Work instruction ::
A line belongs in the answer if it contains "label"; copy every such line from the entries below.

Task data ::
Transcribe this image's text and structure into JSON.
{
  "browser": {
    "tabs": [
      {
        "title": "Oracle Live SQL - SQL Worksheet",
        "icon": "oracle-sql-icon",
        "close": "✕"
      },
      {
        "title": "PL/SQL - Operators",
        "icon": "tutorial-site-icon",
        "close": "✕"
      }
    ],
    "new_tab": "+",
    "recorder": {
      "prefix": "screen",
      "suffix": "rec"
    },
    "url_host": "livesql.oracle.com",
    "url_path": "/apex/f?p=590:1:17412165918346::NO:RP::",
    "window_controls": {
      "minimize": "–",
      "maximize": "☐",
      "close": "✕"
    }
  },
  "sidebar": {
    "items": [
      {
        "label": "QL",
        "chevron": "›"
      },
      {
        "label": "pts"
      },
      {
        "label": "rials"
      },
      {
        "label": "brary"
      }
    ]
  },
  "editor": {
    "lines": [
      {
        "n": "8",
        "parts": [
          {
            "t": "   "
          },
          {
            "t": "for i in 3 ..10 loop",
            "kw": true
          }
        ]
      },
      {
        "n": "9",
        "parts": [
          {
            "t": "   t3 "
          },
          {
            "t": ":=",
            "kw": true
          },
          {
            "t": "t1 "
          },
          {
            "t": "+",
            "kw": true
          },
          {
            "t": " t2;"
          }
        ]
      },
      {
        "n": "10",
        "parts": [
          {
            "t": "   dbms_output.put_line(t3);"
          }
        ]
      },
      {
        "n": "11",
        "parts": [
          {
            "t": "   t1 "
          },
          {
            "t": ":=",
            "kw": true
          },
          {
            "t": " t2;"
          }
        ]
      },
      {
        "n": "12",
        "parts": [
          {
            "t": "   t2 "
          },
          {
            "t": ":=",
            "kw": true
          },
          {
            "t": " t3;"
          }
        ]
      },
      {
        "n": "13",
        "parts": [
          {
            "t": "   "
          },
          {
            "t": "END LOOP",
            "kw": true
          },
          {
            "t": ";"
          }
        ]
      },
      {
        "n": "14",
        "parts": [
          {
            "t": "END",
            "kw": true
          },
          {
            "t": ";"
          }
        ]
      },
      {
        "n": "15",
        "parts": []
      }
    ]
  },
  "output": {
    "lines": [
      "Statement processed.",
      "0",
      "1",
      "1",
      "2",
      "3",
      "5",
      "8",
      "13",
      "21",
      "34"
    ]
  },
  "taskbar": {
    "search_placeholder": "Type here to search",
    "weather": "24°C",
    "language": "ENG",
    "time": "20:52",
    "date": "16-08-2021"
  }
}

Your solution ::
        "label": "QL",
        "label": "pts"
        "label": "rials"
        "label": "brary"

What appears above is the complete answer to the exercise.